Boomers Drive Software Development For Retirement And Estate Planning
As the Baby Boom generation continues to age, the ripple effect of their sheer numbers has been felt in many business and consumer areas.
Now the wave has reached those who build retirement and estate-planning software, and the effect, several vendors say, has been and will continue to be significant.
According to Carol Smith, U.S. business strategist for Solcorp, the driving force behind changes in such software has been boomers independent nature and demanding expectations.
“Boomers like self-direction, and they dont like being told what to do,” explains Smith, who is based in the companys Chicago office. “They like to create their own destiny. Theyre not risk averse to technology, so they dont mind using self-service to the extent it makes sense.”
Because they are aware of Enron and other financial disasters, boomers also understand the need for financial diversification, says Smith. “What we see as a vendor is that opportunities for diversification have caused the industry to create hybrid products.” For example, annuities now tend to feature “enhanced death benefit options,” which makes them “look more like life insurance,” she notes.
As a result, says Smith, “we have to have total flexibility in product design so we can pull features from different products and combine them for the product du jour.”
The walls that previously distinguished various kinds of insurance protection are down, says Smith, and insurers need to recognize that in their product design.
This trend has caused software makers to “reconsider how we set up product profiles within the software,” she notes. “We no longer make the same assumptions about how products will behave. Boomers need diversified products and the ability to combine features.”
Smith emphasizes that software built to serve the boomers must be Web-enabled, which allows consumers to make inquiries and changes on a self-service basis. In addition, Web-enabled applications need advanced security, especially for operations like making changes to an annuity contract.
Todays software must provide such flexibility and security to both consumers and brokers, says Smith. Solcorp makes a home-office enterprise administration system that handles life insurance and annuities.
According to Robert B. Ritter Jr., chairman and CEO of San Ramon, Calif.-based InsMark, the boomer phenomenon “has affected the way we design products.”
He points out that boomers require “far less emphasis on estate planning than on retirement needs.” As a result, while the company offers both kinds of products, the core module designed for boomers will be its Retirement Needs Analysis (RNA) product.

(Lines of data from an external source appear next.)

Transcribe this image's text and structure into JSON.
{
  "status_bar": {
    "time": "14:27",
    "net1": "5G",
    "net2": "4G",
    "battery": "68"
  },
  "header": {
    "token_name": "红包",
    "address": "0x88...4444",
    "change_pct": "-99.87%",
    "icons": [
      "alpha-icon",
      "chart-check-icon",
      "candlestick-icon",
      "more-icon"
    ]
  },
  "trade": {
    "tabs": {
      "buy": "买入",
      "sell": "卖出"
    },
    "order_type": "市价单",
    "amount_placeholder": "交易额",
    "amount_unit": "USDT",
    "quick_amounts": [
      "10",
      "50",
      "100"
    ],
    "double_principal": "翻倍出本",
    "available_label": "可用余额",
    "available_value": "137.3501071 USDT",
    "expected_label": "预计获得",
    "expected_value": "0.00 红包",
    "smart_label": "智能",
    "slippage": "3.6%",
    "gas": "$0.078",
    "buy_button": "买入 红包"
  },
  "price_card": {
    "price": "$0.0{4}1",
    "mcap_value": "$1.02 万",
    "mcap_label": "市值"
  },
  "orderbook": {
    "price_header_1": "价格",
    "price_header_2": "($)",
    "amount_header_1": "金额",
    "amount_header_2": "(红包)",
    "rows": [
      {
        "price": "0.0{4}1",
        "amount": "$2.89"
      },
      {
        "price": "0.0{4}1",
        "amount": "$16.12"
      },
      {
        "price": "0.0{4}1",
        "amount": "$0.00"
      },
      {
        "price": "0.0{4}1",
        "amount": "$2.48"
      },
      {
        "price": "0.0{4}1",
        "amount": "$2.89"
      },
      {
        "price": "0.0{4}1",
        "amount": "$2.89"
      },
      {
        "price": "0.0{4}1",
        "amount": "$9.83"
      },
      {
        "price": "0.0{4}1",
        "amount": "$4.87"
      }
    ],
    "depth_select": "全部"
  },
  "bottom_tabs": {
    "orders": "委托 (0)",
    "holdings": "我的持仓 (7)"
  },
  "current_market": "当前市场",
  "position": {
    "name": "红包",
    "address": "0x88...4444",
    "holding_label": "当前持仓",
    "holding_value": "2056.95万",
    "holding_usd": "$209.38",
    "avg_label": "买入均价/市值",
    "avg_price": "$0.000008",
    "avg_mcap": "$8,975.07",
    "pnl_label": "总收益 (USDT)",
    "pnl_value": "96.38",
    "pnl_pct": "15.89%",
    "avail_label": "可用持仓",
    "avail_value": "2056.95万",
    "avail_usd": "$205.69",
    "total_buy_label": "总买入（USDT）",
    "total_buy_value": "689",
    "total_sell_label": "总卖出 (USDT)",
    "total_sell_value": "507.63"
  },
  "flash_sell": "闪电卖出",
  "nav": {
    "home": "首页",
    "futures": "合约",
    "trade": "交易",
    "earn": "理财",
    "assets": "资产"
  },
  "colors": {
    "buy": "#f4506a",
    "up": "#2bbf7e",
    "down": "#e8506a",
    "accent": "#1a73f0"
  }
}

“I dont know that we would have had the emphasis on RNA if not for this population boom coming along,” Ritter comments.
Software changes at InsMark motivated by the boomer wave include a series of calculators that project both income and the taxes a boomer will pay at retirement, says Ritter. The software also considers assets like CDs and bonds, and can account for current needs, such as long term care insurance.
Coss Development Corporation, Milwaukee, Wis., recently introduced WealthScape, a Web-based point-of-sale software that “recognizes the growing demographics of aging baby boomers and projects a clients assets with planned distributions up to the clients age of 120.”
Tax implications of investment alternatives are then compared and analyzed, says Coss. “By evaluating the effects of repositioned assets and adjustments to changing assumptions on their net worth and retirement incomes, clients can make financial decisions today that will critically affect their future.”
According to Coss, a registered representative does not need to install, download or configure the software. The application is “an entirely Web-based service.”
Reproduced from National Underwriter Life & Health/Financial Services Edition, August 25, 2003. Copyright 2003 by The National Underwriter Company in the serial publication. All rights reserved.Copyright in this article as an independent work may be held by the author.